[Records excerpted from a collection]
═══

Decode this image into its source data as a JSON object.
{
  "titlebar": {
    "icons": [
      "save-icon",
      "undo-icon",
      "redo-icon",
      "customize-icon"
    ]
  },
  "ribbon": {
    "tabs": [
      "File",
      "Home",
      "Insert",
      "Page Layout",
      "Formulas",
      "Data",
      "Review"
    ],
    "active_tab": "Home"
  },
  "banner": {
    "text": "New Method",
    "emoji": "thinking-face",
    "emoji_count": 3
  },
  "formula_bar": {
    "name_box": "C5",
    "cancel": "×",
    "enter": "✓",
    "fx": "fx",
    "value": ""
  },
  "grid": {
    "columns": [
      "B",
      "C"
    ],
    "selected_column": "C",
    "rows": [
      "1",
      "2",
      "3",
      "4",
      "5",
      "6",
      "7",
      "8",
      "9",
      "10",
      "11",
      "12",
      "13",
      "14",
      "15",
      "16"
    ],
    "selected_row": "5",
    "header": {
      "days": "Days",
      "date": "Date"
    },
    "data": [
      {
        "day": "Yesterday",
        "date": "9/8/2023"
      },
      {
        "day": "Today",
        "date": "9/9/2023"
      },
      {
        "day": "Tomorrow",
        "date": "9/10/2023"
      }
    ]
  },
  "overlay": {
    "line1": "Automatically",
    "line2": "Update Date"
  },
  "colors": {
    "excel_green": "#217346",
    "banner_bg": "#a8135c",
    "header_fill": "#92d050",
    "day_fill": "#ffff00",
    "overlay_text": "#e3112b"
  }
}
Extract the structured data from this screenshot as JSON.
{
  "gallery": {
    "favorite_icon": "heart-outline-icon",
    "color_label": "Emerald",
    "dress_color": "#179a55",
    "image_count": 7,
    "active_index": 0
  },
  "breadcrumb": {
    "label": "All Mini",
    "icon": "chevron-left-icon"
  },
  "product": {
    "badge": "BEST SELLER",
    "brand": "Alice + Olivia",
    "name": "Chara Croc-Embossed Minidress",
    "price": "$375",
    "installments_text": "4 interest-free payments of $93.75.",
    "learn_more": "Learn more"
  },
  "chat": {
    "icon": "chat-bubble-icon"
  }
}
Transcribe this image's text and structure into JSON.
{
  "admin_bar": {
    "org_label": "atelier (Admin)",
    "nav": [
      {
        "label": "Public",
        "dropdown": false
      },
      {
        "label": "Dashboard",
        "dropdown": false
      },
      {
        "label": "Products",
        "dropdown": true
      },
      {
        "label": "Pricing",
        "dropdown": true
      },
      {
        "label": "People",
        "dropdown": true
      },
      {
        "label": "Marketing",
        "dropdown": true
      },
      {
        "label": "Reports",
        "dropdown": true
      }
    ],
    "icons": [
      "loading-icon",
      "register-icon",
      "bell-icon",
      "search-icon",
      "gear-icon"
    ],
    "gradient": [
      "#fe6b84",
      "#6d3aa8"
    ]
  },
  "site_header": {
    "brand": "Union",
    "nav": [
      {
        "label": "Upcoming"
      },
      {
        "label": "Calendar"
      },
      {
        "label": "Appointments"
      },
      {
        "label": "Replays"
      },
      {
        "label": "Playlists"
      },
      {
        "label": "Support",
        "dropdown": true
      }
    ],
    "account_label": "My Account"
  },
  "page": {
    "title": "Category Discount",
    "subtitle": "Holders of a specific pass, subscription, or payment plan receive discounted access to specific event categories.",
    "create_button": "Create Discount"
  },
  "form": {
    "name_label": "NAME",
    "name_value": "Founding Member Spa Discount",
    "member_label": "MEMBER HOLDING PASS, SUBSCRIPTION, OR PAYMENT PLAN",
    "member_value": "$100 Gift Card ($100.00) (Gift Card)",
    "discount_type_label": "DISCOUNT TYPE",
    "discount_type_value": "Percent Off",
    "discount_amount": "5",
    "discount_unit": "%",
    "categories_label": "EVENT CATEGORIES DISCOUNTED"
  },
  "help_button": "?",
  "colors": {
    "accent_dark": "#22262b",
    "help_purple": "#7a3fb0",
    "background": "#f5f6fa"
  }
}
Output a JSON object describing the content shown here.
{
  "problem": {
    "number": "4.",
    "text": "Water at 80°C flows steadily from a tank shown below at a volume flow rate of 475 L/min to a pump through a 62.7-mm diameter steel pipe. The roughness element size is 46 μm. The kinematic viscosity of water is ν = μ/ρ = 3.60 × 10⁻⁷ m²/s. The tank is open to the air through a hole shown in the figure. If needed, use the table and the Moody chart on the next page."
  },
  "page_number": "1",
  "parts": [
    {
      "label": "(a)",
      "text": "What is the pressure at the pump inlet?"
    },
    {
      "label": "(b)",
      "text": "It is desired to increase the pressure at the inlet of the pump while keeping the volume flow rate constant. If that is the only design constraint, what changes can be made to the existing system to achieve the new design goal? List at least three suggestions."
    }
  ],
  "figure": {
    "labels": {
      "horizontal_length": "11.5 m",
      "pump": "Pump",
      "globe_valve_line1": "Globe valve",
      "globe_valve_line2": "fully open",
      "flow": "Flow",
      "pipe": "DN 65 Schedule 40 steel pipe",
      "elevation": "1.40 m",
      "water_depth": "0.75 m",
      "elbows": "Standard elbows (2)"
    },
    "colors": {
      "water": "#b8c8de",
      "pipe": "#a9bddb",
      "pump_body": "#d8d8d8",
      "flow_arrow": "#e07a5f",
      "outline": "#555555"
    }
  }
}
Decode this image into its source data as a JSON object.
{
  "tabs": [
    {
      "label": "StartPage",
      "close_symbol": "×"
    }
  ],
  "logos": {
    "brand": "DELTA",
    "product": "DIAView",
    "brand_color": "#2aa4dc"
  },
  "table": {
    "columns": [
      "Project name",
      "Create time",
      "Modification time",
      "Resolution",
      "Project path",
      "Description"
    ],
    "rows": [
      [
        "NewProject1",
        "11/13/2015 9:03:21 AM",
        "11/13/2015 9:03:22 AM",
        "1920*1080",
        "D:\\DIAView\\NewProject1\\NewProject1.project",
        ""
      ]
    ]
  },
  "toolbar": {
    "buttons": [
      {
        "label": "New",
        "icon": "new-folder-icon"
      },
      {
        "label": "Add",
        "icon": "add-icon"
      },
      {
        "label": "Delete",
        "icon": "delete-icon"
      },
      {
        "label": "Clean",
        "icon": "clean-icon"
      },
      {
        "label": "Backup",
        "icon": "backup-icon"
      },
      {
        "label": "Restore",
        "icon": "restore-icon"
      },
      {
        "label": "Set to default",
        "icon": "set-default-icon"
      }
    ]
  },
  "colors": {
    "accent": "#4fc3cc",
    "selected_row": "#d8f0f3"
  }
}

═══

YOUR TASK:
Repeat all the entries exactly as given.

SOLUTION BELOW:
Decode this image into its source data as a JSON object.
{
  "titlebar": {
    "icons": [
      "save-icon",
      "undo-icon",
      "redo-icon",
      "customize-icon"
    ]
  },
  "ribbon": {
    "tabs": [
      "File",
      "Home",
      "Insert",
      "Page Layout",
      "Formulas",
      "Data",
      "Review"
    ],
    "active_tab": "Home"
  },
  "banner": {
    "text": "New Method",
    "emoji": "thinking-face",
    "emoji_count": 3
  },
  "formula_bar": {
    "name_box": "C5",
    "cancel": "×",
    "enter": "✓",
    "fx": "fx",
    "value": ""
  },
  "grid": {
    "columns": [
      "B",
      "C"
    ],
    "selected_column": "C",
    "rows": [
      "1",
      "2",
      "3",
      "4",
      "5",
      "6",
      "7",
      "8",
      "9",
      "10",
      "11",
      "12",
      "13",
      "14",
      "15",
      "16"
    ],
    "selected_row": "5",
    "header": {
      "days": "Days",
      "date": "Date"
    },
    "data": [
      {
        "day": "Yesterday",
        "date": "9/8/2023"
      },
      {
        "day": "Today",
        "date": "9/9/2023"
      },
      {
        "day": "Tomorrow",
        "date": "9/10/2023"
      }
    ]
  },
  "overlay": {
    "line1": "Automatically",
    "line2": "Update Date"
  },
  "colors": {
    "excel_green": "#217346",
    "banner_bg": "#a8135c",
    "header_fill": "#92d050",
    "day_fill": "#ffff00",
    "overlay_text": "#e3112b"
  }
}
Extract the structured data from this screenshot as JSON.
{
  "gallery": {
    "favorite_icon": "heart-outline-icon",
    "color_label": "Emerald",
    "dress_color": "#179a55",
    "image_count": 7,
    "active_index": 0
  },
  "breadcrumb": {
    "label": "All Mini",
    "icon": "chevron-left-icon"
  },
  "product": {
    "badge": "BEST SELLER",
    "brand": "Alice + Olivia",
    "name": "Chara Croc-Embossed Minidress",
    "price": "$375",
    "installments_text": "4 interest-free payments of $93.75.",
    "learn_more": "Learn more"
  },
  "chat": {
    "icon": "chat-bubble-icon"
  }
}
Transcribe this image's text and structure into JSON.
{
  "admin_bar": {
    "org_label": "atelier (Admin)",
    "nav": [
      {
        "label": "Public",
        "dropdown": false
      },
      {
        "label": "Dashboard",
        "dropdown": false
      },
      {
        "label": "Products",
        "dropdown": true
      },
      {
        "label": "Pricing",
        "dropdown": true
      },
      {
        "label": "People",
        "dropdown": true
      },
      {
        "label": "Marketing",
        "dropdown": true
      },
      {
        "label": "Reports",
        "dropdown": true
      }
    ],
    "icons": [
      "loading-icon",
      "register-icon",
      "bell-icon",
      "search-icon",
      "gear-icon"
    ],
    "gradient": [
      "#fe6b84",
      "#6d3aa8"
    ]
  },
  "site_header": {
    "brand": "Union",
    "nav": [
      {
        "label": "Upcoming"
      },
      {
        "label": "Calendar"
      },
      {
        "label": "Appointments"
      },
      {
        "label": "Replays"
      },
      {
        "label": "Playlists"
      },
      {
        "label": "Support",
        "dropdown": true
      }
    ],
    "account_label": "My Account"
  },
  "page": {
    "title": "Category Discount",
    "subtitle": "Holders of a specific pass, subscription, or payment plan receive discounted access to specific event categories.",
    "create_button": "Create Discount"
  },
  "form": {
    "name_label": "NAME",
    "name_value": "Founding Member Spa Discount",
    "member_label": "MEMBER HOLDING PASS, SUBSCRIPTION, OR PAYMENT PLAN",
    "member_value": "$100 Gift Card ($100.00) (Gift Card)",
    "discount_type_label": "DISCOUNT TYPE",
    "discount_type_value": "Percent Off",
    "discount_amount": "5",
    "discount_unit": "%",
    "categories_label": "EVENT CATEGORIES DISCOUNTED"
  },
  "help_button": "?",
  "colors": {
    "accent_dark": "#22262b",
    "help_purple": "#7a3fb0",
    "background": "#f5f6fa"
  }
}
Output a JSON object describing the content shown here.
{
  "problem": {
    "number": "4.",
    "text": "Water at 80°C flows steadily from a tank shown below at a volume flow rate of 475 L/min to a pump through a 62.7-mm diameter steel pipe. The roughness element size is 46 μm. The kinematic viscosity of water is ν = μ/ρ = 3.60 × 10⁻⁷ m²/s. The tank is open to the air through a hole shown in the figure. If needed, use the table and the Moody chart on the next page."
  },
  "page_number": "1",
  "parts": [
    {
      "label": "(a)",
      "text": "What is the pressure at the pump inlet?"
    },
    {
      "label": "(b)",
      "text": "It is desired to increase the pressure at the inlet of the pump while keeping the volume flow rate constant. If that is the only design constraint, what changes can be made to the existing system to achieve the new design goal? List at least three suggestions."
    }
  ],
  "figure": {
    "labels": {
      "horizontal_length": "11.5 m",
      "pump": "Pump",
      "globe_valve_line1": "Globe valve",
      "globe_valve_line2": "fully open",
      "flow": "Flow",
      "pipe": "DN 65 Schedule 40 steel pipe",
      "elevation": "1.40 m",
      "water_depth": "0.75 m",
      "elbows": "Standard elbows (2)"
    },
    "colors": {
      "water": "#b8c8de",
      "pipe": "#a9bddb",
      "pump_body": "#d8d8d8",
      "flow_arrow": "#e07a5f",
      "outline": "#555555"
    }
  }
}
Decode this image into its source data as a JSON object.
{
  "tabs": [
    {
      "label": "StartPage",
      "close_symbol": "×"
    }
  ],
  "logos": {
    "brand": "DELTA",
    "product": "DIAView",
    "brand_color": "#2aa4dc"
  },
  "table": {
    "columns": [
      "Project name",
      "Create time",
      "Modification time",
      "Resolution",
      "Project path",
      "Description"
    ],
    "rows": [
      [
        "NewProject1",
        "11/13/2015 9:03:21 AM",
        "11/13/2015 9:03:22 AM",
        "1920*1080",
        "D:\\DIAView\\NewProject1\\NewProject1.project",
        ""
      ]
    ]
  },
  "toolbar": {
    "buttons": [
      {
        "label": "New",
        "icon": "new-folder-icon"
      },
      {
        "label": "Add",
        "icon": "add-icon"
      },
      {
        "label": "Delete",
        "icon": "delete-icon"
      },
      {
        "label": "Clean",
        "icon": "clean-icon"
      },
      {
        "label": "Backup",
        "icon": "backup-icon"
      },
      {
        "label": "Restore",
        "icon": "restore-icon"
      },
      {
        "label": "Set to default",
        "icon": "set-default-icon"
      }
    ]
  },
  "colors": {
    "accent": "#4fc3cc",
    "selected_row": "#d8f0f3"
  }
}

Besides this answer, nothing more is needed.